__Assigned task__. Copy out each line of the material in which the word "username" can be found.
'''
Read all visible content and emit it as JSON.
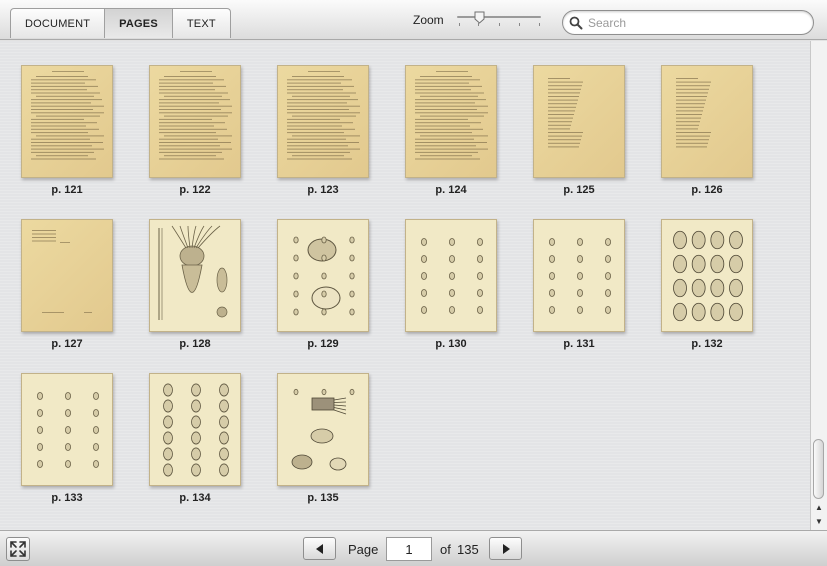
{
  "tabs": [
    {
      "label": "DOCUMENT",
      "active": false
    },
    {
      "label": "PAGES",
      "active": true
    },
    {
      "label": "TEXT",
      "active": false
    }
  ],
  "zoom": {
    "label": "Zoom",
    "level": 0.25
  },
  "search": {
    "placeholder": "Search",
    "value": "",
    "icon": "search-icon"
  },
  "pages": [
    {
      "label": "p. 121",
      "kind": "text"
    },
    {
      "label": "p. 122",
      "kind": "text"
    },
    {
      "label": "p. 123",
      "kind": "text"
    },
    {
      "label": "p. 124",
      "kind": "text"
    },
    {
      "label": "p. 125",
      "kind": "list"
    },
    {
      "label": "p. 126",
      "kind": "list"
    },
    {
      "label": "p. 127",
      "kind": "sparse"
    },
    {
      "label": "p. 128",
      "kind": "plate-squid"
    },
    {
      "label": "p. 129",
      "kind": "plate-shells"
    },
    {
      "label": "p. 130",
      "kind": "plate-small-shells"
    },
    {
      "label": "p. 131",
      "kind": "plate-small-shells"
    },
    {
      "label": "p. 132",
      "kind": "plate-round-shells"
    },
    {
      "label": "p. 133",
      "kind": "plate-small-shells"
    },
    {
      "label": "p. 134",
      "kind": "plate-shells-grid"
    },
    {
      "label": "p. 135",
      "kind": "plate-crabs"
    }
  ],
  "pager": {
    "page_label": "Page",
    "current": "1",
    "of_label": "of",
    "total": "135"
  },
  "colors": {
    "page_text": "#e6d6a4",
    "page_plate": "#f1e9c6",
    "background": "#e3e4e6"
  }
}
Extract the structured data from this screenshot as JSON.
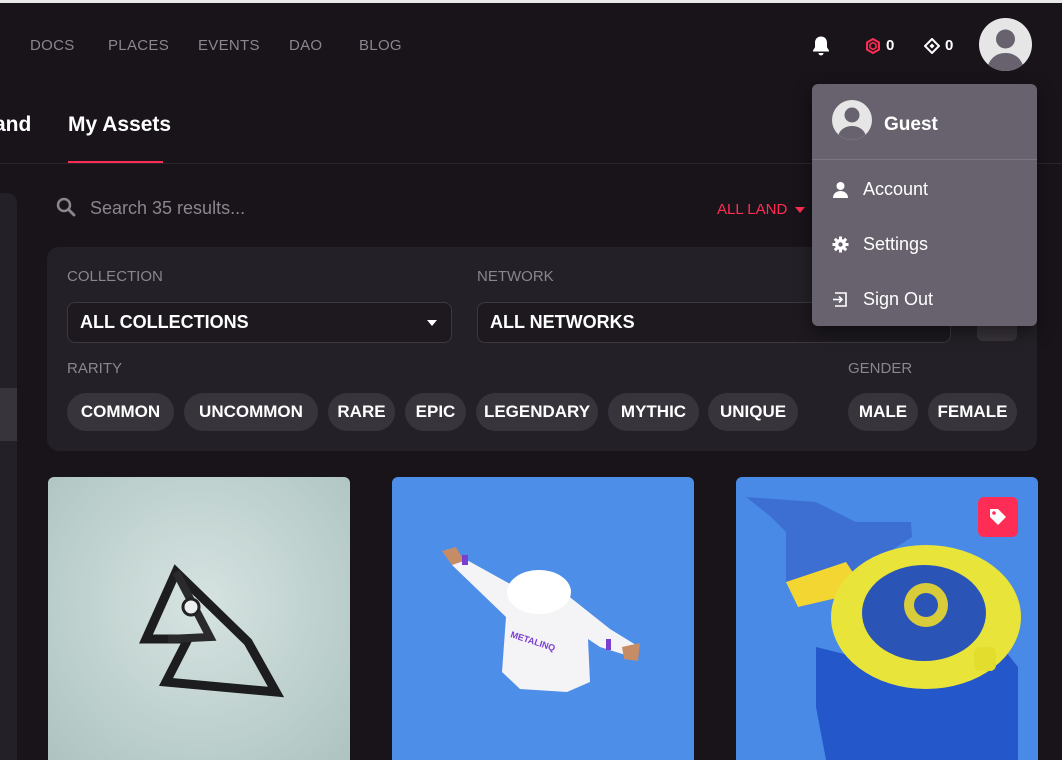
{
  "nav": {
    "links": [
      "DOCS",
      "PLACES",
      "EVENTS",
      "DAO",
      "BLOG"
    ],
    "mana_red": "0",
    "mana_grey": "0"
  },
  "tabs": {
    "land_partial": "and",
    "my_assets": "My Assets"
  },
  "search": {
    "placeholder": "Search 35 results..."
  },
  "land_filter": {
    "label": "ALL LAND"
  },
  "filters": {
    "collection_label": "COLLECTION",
    "collection_value": "ALL COLLECTIONS",
    "network_label": "NETWORK",
    "network_value": "ALL NETWORKS",
    "rarity_label": "RARITY",
    "rarities": [
      "COMMON",
      "UNCOMMON",
      "RARE",
      "EPIC",
      "LEGENDARY",
      "MYTHIC",
      "UNIQUE"
    ],
    "gender_label": "GENDER",
    "genders": [
      "MALE",
      "FEMALE"
    ]
  },
  "cards": [
    {
      "name": "triangle-logo-asset"
    },
    {
      "name": "hoodie-asset",
      "print": "METALINQ"
    },
    {
      "name": "watch-asset"
    }
  ],
  "profile_menu": {
    "name": "Guest",
    "items": [
      "Account",
      "Settings",
      "Sign Out"
    ]
  },
  "colors": {
    "accent": "#ff2d55",
    "bg": "#18141a",
    "panel": "#242027",
    "menu": "#68626e"
  }
}
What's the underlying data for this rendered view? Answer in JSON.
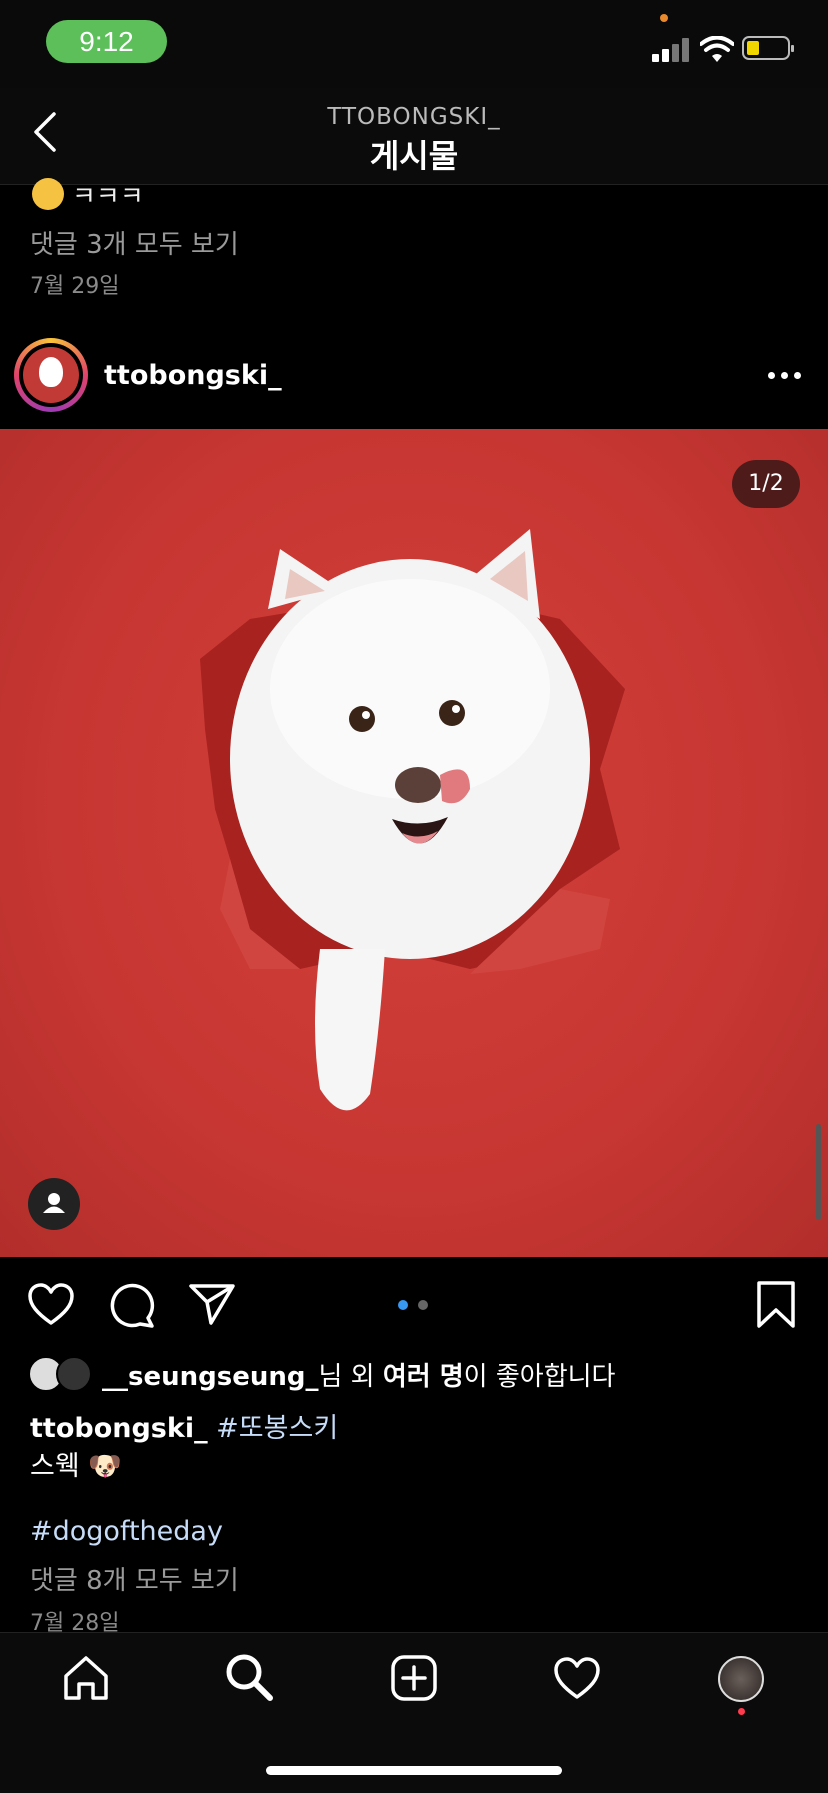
{
  "status_bar": {
    "time": "9:12",
    "colors": {
      "time_pill": "#5cbf5a",
      "battery_fill": "#f1d600"
    }
  },
  "header": {
    "username": "TTOBONGSKI_",
    "title": "게시물"
  },
  "previous_post": {
    "comment_text": "ㅋㅋㅋ",
    "view_comments": "댓글 3개 모두 보기",
    "date": "7월 29일"
  },
  "post": {
    "username": "ttobongski_",
    "image_counter": "1/2",
    "carousel_dots": {
      "total": 2,
      "active": 1,
      "active_color": "#3897f0"
    },
    "likes": {
      "user": "__seungseung_",
      "text_1": "님 외 ",
      "bold": "여러 명",
      "text_2": "이 좋아합니다"
    },
    "caption": {
      "username": "ttobongski_",
      "hashtag": "#또봉스키",
      "line2": "스웩 🐶",
      "hashtag2": "#dogoftheday"
    },
    "view_comments": "댓글 8개 모두 보기",
    "date": "7월 28일"
  },
  "icons": [
    "back-icon",
    "more-icon",
    "user-tag-icon",
    "heart-icon",
    "comment-icon",
    "share-icon",
    "bookmark-icon",
    "home-icon",
    "search-icon",
    "add-icon",
    "activity-icon",
    "profile-icon"
  ]
}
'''
__Task response__.
    "username": "TTOBONGSKI_",
    "username": "ttobongski_",
      "username": "ttobongski_",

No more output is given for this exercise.